Rubbernecking is an ongoing project that started in 2003, since when I have been visiting sites represented in the daily newspapers. It takes its title from the American term ‘Rubbernecking’, slang that describes the phenomenon – often associated with car crashes or breakdowns on motorways – where people slow down, crane the neck and strain to look. Rubbernecking proposes a way of looking that is curious and feminine unlike the detached gaze of the male flaneur.

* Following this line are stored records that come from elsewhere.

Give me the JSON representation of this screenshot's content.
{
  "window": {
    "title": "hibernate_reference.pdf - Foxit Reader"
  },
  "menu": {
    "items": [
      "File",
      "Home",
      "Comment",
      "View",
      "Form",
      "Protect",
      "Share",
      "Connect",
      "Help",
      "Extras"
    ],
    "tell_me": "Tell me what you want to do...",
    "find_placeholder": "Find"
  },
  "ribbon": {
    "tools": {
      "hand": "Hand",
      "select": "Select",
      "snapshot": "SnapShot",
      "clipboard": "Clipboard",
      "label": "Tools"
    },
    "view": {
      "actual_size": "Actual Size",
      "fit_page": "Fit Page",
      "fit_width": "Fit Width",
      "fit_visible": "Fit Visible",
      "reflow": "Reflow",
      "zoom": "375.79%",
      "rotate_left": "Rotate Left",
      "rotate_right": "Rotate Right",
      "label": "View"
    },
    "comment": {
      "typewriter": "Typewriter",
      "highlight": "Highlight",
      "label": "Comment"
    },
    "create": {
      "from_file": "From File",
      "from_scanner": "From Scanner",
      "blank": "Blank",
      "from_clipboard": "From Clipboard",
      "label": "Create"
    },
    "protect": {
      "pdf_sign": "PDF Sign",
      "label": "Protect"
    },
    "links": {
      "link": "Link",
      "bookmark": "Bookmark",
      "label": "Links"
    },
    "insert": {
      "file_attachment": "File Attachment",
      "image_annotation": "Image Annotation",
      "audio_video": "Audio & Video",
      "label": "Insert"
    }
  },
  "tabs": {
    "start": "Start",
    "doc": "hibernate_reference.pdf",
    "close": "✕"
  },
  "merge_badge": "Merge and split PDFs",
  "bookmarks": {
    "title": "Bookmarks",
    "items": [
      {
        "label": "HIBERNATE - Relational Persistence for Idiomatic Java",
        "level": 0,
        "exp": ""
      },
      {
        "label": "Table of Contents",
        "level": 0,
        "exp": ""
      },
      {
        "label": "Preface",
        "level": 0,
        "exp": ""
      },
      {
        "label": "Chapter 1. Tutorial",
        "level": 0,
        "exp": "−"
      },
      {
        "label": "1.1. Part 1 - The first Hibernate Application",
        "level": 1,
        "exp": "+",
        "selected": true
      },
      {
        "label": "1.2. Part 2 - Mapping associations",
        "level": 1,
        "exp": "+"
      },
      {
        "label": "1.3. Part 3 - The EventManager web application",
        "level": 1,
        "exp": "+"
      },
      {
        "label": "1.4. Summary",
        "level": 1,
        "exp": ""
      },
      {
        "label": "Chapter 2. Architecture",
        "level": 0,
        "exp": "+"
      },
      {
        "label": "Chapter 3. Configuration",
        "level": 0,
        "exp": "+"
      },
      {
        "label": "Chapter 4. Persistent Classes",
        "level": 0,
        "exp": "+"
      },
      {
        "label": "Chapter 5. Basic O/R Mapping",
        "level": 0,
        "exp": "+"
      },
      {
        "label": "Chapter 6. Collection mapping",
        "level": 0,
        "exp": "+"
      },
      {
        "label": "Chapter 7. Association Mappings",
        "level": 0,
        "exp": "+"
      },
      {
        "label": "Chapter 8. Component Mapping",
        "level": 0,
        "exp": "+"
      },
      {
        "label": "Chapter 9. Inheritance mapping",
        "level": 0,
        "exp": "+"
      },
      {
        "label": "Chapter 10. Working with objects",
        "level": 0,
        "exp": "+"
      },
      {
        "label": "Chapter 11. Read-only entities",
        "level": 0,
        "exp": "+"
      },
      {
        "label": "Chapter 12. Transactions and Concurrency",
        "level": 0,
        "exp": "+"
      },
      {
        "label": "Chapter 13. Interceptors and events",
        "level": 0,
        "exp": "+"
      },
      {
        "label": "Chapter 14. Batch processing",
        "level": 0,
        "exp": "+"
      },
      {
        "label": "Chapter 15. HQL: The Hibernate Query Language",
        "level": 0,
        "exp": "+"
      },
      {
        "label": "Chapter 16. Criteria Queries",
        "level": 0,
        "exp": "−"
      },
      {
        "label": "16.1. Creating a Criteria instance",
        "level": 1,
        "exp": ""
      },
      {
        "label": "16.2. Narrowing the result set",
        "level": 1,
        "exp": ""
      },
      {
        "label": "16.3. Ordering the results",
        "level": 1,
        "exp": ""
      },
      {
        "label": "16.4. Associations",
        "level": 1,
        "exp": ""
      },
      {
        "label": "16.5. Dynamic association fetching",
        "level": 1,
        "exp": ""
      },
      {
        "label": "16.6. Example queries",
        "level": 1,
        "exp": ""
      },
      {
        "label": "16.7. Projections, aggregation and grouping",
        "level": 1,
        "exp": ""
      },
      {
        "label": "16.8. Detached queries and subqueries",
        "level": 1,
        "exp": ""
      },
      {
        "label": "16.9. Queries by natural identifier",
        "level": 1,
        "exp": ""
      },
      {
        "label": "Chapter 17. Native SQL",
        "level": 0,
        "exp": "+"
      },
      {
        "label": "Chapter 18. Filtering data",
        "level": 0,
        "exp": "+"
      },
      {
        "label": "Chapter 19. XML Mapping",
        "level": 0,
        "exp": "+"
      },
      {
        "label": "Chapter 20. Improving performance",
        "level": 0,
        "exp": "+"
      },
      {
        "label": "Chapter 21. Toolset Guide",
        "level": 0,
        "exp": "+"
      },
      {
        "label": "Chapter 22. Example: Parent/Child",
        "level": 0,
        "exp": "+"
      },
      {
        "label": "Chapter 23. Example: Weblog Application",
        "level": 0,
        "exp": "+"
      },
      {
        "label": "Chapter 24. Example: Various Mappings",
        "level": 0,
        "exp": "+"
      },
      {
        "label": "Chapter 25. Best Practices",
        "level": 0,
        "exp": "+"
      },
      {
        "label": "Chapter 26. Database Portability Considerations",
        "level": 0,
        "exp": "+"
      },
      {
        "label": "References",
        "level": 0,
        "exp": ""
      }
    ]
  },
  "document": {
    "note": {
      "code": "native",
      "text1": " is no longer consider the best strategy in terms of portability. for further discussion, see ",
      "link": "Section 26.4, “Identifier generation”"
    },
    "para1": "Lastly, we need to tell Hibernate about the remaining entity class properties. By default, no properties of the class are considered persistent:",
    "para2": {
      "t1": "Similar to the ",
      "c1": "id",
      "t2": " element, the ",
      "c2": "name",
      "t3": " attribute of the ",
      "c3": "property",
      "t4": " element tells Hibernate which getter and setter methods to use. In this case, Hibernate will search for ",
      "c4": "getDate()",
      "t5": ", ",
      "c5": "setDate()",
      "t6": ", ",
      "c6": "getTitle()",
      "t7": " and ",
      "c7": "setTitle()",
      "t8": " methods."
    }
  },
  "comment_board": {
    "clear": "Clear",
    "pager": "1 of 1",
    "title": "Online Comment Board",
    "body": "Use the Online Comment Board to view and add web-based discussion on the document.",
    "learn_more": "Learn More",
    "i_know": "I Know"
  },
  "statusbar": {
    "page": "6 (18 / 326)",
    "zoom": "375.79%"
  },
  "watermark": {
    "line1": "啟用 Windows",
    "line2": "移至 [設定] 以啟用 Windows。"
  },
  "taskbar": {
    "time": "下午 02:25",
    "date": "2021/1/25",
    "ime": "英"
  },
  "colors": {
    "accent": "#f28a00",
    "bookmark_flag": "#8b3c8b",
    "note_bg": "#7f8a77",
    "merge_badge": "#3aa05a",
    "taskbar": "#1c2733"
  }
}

Rubbernecking uses information in the public realm (i.e. a news story) as the impetus to travel to different places. The chosen events vary, not always representing sensational or traumatic occurrences. In the Rubbernecking project there is a lag between the event, the reporting of that event, reading about it in the news and the time it takes to travel to the site. If journalism might be perceived (in part) as the attempt to make us feel close to, or synchronous with an event while remaining objective, Rubbernecking does the opposite; it imposes time and distance between the news-story and place where the newspaper is being read while also acknowledging the subject position of the reader. The project currently takes the form of a series of small publications of various sizes and formats. Each publication presents a different way of analysing the news; in Rolling Riga I followed a news-cycle, walking round Riga for 24 hours waiting for the next edition to appear on the streets, in The Shanghai Week I selected a different news-story everyday for seven days. In Le Notti Di Roma I only visited sites of occurrences that happened at night, while ISIS represents a single event (students jumping off of Magdalen Bridge on May Day 2005) that was reported in every national newspaper on a single day.